Mass. State Rep. Calls on University VP to Increase Transparency for Allston Multimodal Project
Harvard President Lawrence Bacow Made $1.1 Million in 2020, Financial Disclosures Show
Harvard Executive Vice President Katie Lapp To Step Down
81 Republican Lawmakers File Amicus Brief Supporting SFFA in Harvard Affirmative Action Lawsuit
Duke Senior’s Commencement Speech Appears to Plagiarize 2014 Address by Harvard Student
UPDATED: October 29, 2020, 7:54 p.m.
Harvard Athletics has spared its personnel and 42 NCAA Division I programs from cuts as it drastically reduces operations in the face of the COVID-19 pandemic, Director of Athletics Erin McDermott said in a Tuesday interview.
McDermott, who began her tenure as Harvard’s first female Athletics Director this summer, said she spent her first four months at the helm finding ways to make the department “austere in our operation.”
Harvard’s fields, courts, and pools now sit largely empty as a result of the coronavirus crisis. The Ivy League canceled the fall sports season and Harvard limited on-campus living to freshmen and a small share of upperclassmen this semester to curtail virus's spread.
McDermott said the global health crisis has naturally circumscribed the department’s operations.
“Operations are so drastically different without having competition, you know, we’re not traveling teams, we’re not hosting competition,” she said. “With the student athletes that we have on campus, and with our recreational operations that we have ongoing for students and staff on campus, we’re operating really on an as need — and what’s really essential — kind of way.”
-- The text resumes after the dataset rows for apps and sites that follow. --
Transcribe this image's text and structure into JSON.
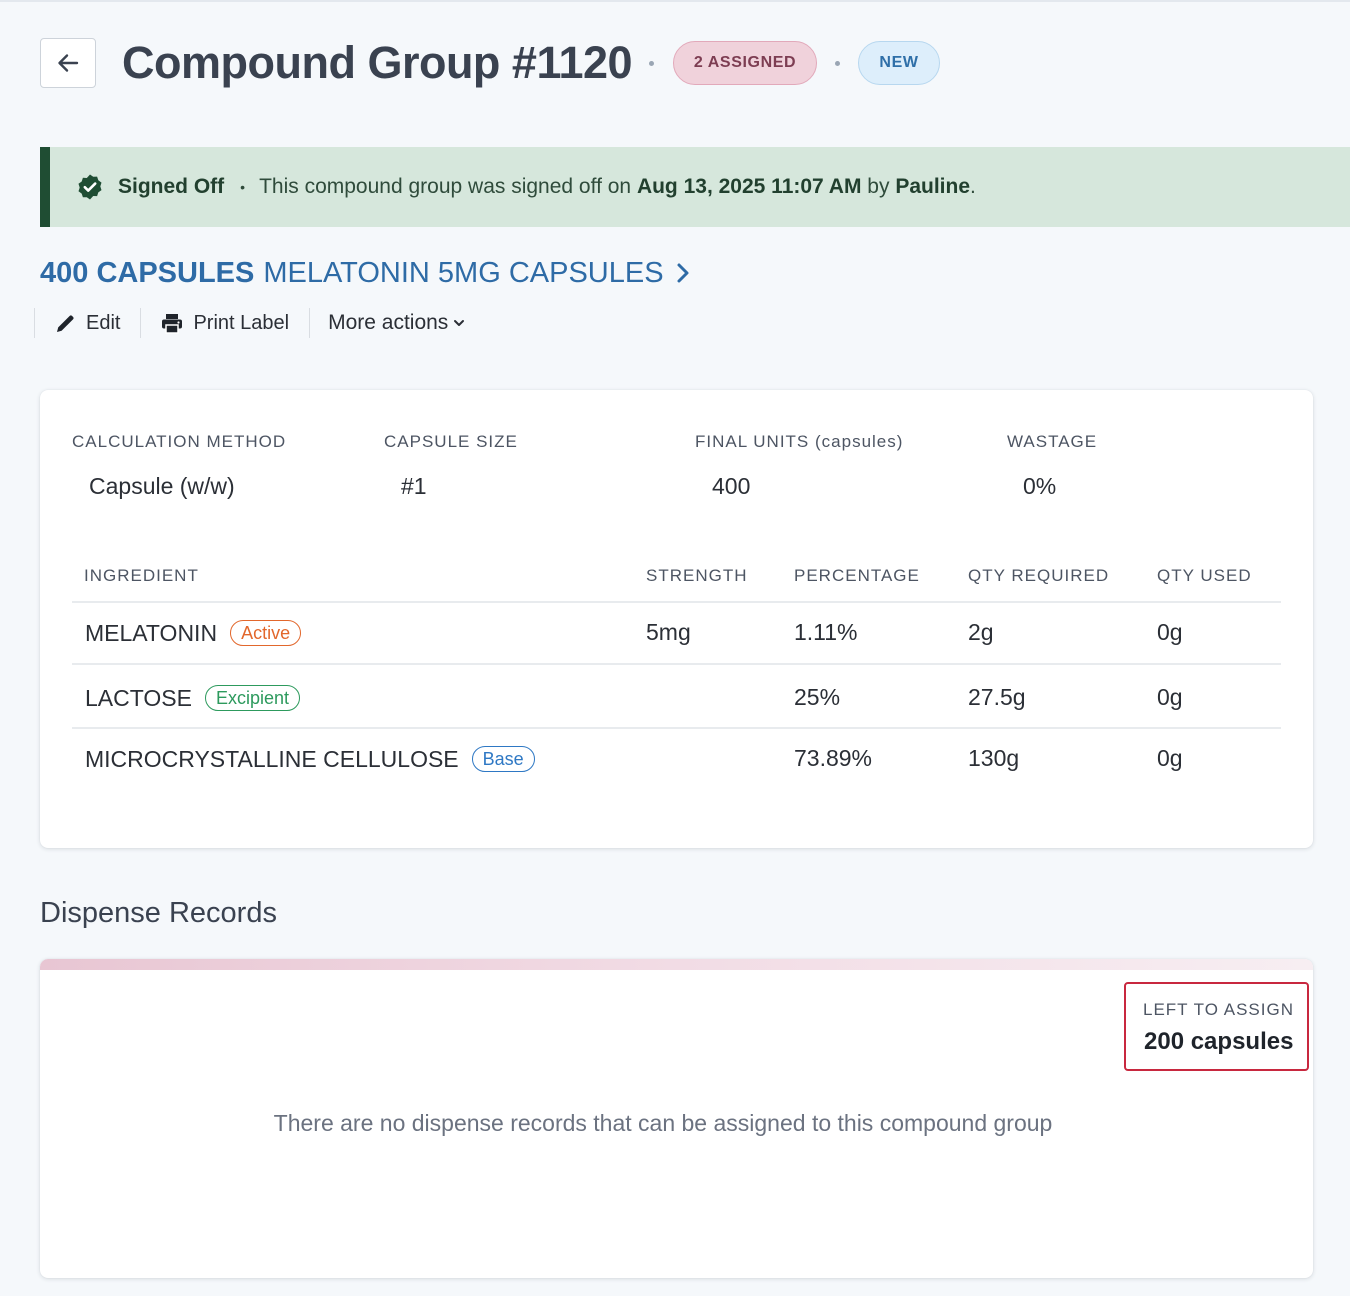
{
  "header": {
    "title": "Compound Group #1120",
    "assigned_badge": "2 ASSIGNED",
    "status_badge": "NEW"
  },
  "banner": {
    "status": "Signed Off",
    "text_prefix": "This compound group was signed off on",
    "datetime": "Aug 13, 2025 11:07 AM",
    "by_word": "by",
    "user": "Pauline",
    "period": "."
  },
  "product": {
    "quantity": "400 CAPSULES",
    "name": "MELATONIN 5MG CAPSULES"
  },
  "actions": {
    "edit": "Edit",
    "print_label": "Print Label",
    "more_actions": "More actions"
  },
  "formula": {
    "calculation_method": {
      "label": "CALCULATION METHOD",
      "value": "Capsule (w/w)"
    },
    "capsule_size": {
      "label": "CAPSULE SIZE",
      "value": "#1"
    },
    "final_units": {
      "label": "FINAL UNITS (capsules)",
      "value": "400"
    },
    "wastage": {
      "label": "WASTAGE",
      "value": "0%"
    }
  },
  "table": {
    "columns": [
      "INGREDIENT",
      "STRENGTH",
      "PERCENTAGE",
      "QTY REQUIRED",
      "QTY USED"
    ],
    "rows": [
      {
        "ingredient": "MELATONIN",
        "tag": "Active",
        "strength": "5mg",
        "percentage": "1.11%",
        "qty_required": "2g",
        "qty_used": "0g"
      },
      {
        "ingredient": "LACTOSE",
        "tag": "Excipient",
        "strength": "",
        "percentage": "25%",
        "qty_required": "27.5g",
        "qty_used": "0g"
      },
      {
        "ingredient": "MICROCRYSTALLINE CELLULOSE",
        "tag": "Base",
        "strength": "",
        "percentage": "73.89%",
        "qty_required": "130g",
        "qty_used": "0g"
      }
    ]
  },
  "dispense": {
    "title": "Dispense Records",
    "left_label": "LEFT TO ASSIGN",
    "left_value": "200 capsules",
    "empty_message": "There are no dispense records that can be assigned to this compound group"
  },
  "colors": {
    "background": "#f5f8fb",
    "banner_bg": "#d6e7dc",
    "banner_accent": "#1f4d33",
    "link_blue": "#2e6ba6",
    "assigned_pink": "#f0d2db",
    "new_blue": "#ddeefb",
    "tag_active": "#e2672c",
    "tag_excipient": "#2d9a5d",
    "tag_base": "#2e78c4",
    "left_box_border": "#c8283f"
  },
  "icons": [
    "arrow-left-icon",
    "check-badge-icon",
    "chevron-right-icon",
    "pencil-icon",
    "printer-icon",
    "chevron-down-icon"
  ]
}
“There wasn’t really definitive, necessarily ‘cuts’ that were made,” McDermott added. “We’re just not doing all the same things that we would typically do.”
Still, the department has not broken even.
McDermott said two major sources of revenue the Athletics Department lost include the Harvard-Yale football game — which Harvard was scheduled to host next month — as well as the Boston Calling Music Festival, which takes place at the athletics complex every spring. As a result, McDermott said, a large part of her day-to-day job over the past four months has consisted of schmoozing potential donors virtually and soliciting their contributions.
“As far as major revenue streams, at this point, it's really philanthropy — we're really working on those efforts," she said. "That's been a main focus for me in these first few months...connecting with our alumni, and certainly our kind of loyal philanthropist donors for the department."
Though McDermott did not state the extent of the department’s financial losses, the Faculty of Arts and Sciences — which oversees Harvard Athletics — netted more than $30 million in “unforeseen expenses and lost revenue” associated with the coronavirus as of April.
Despite financial pressures, Harvard Athletics has not cut any of its teams or fired its employees, according to McDermott.
While universities across the country — including peer schools such as Dartmouth and Stanford — have recently axed a handful of athletics programs to improve their balance sheets, McDermott said Harvard has not considered eliminating any of its 42 varsity teams — the most of any university in the country.
“There haven’t been conversations about cutting teams,” she said.
McDermott also said the department has been “fortunate” not to have to reduce its payroll, though it has adhered to the University-wide hiring freeze.
—Staff writer Ema R. Schumer can be reached at firstname.lastname@example.org. Follow her on Twitter @emaschumer.
Want to keep up with breaking news? Subscribe to our email newsletter.